Thyroid Cancer Screenings
As we get older, there are certain screenings that everyone should get. Prostate exams, mammograms and colon cancer screenings have helped to save countless lives, and those screenings serve a critical function. But according to a new statement from the United States Preventative Services Task Force, not all screenings are completely necessary. The USPSTF recently spoke out against routine thyroid cancer screenings.
“While there is very little evidence of the benefits of screening for thyroid cancer, there is considerable evidence of the serious harms of treatment, such as damage to the nerves that control speaking and breathing” said task force member Dr. Karina W. Davison, of Columbia University Medical Center.
For starters, let’s be clear that the task force is only advising against screening for individuals who are not showing any signs of thyroid cancer. If you are presenting symptoms, they advise that you seek out a thyroid expert as soon as possible. Symptoms of thyroid cancer include hoarseness, pain or difficulty while swallowing, lumps in the neck, swelling and changes in voice.
Why Not Screen?
So what does the USPSTF mean when they say there is little benefit and plenty of drawbacks of treatment? When it comes to thyroid cancer treatment, health data suggests that roughly two-thirds of adults have evidence of thyroid nodules during a routine examine, but the majority of these formations are harmless and will not cause issues. It is difficult to parse out which tiny formations will turn out to be problematic with invasive testing, which can do more harm than good.

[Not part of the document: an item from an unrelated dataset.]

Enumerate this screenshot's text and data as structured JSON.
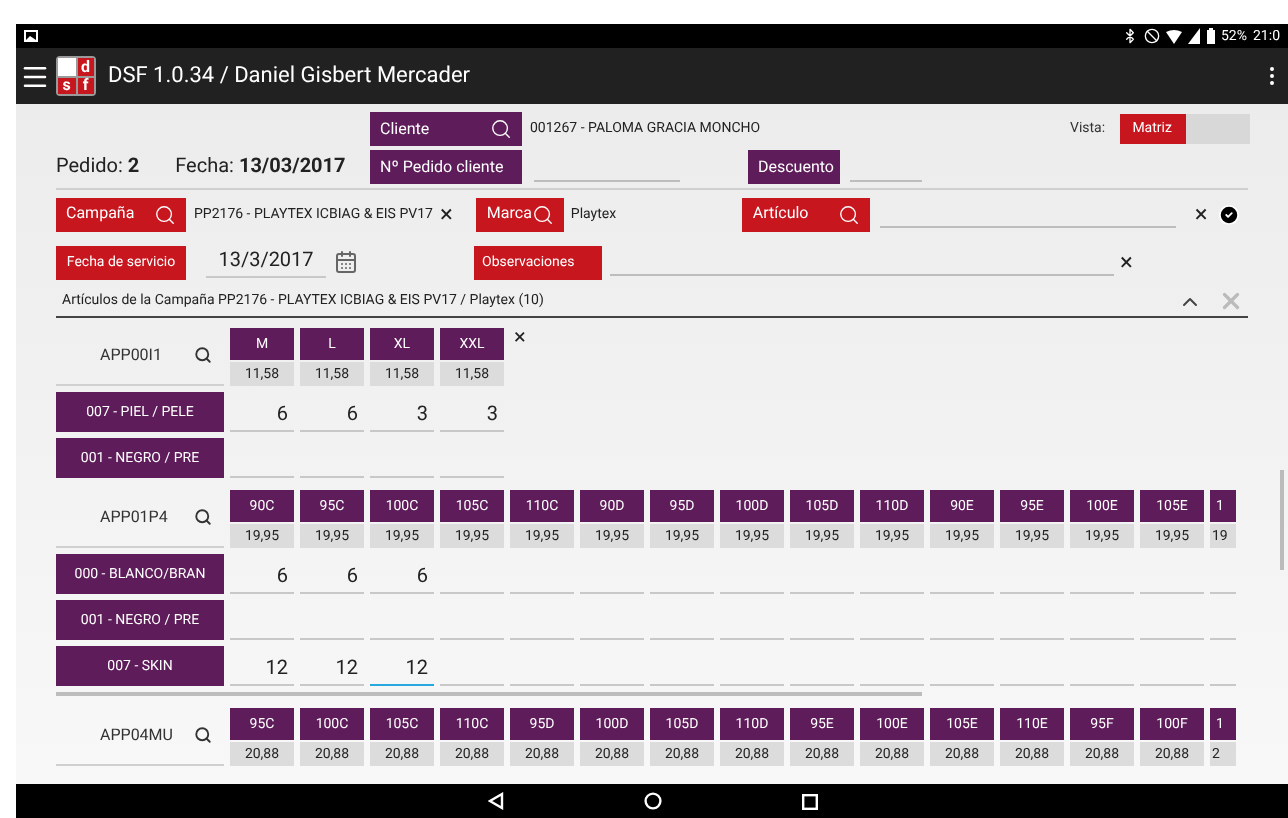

Moreover, the USPSTF suggests that there is no evidence that asymptomatic patients who receive treatment for their nodules have better treatment outcomes than individuals who are treated once their condition becomes symptomatic. On other words, treating thyroid growths in individuals with no symptoms did not yield higher survival rates than individuals who had these growths treated when symptoms first arose.
Essentially, the USPSTF is saying that you can ditch the professional thyroid cancer screening as long as you are doing regular personal checks for symptoms of thyroid cancer. So make it a point to check your throat at least once a week for signs of a thyroid growth or thyroid cancer. If you’re noticing any lumps, asymmetrical formations or changes in your voice, set up an appointment with Dr. Koeplin. As long as you’re staying on top of the warning signs, you probably won’t benefit from professional thyroid screening.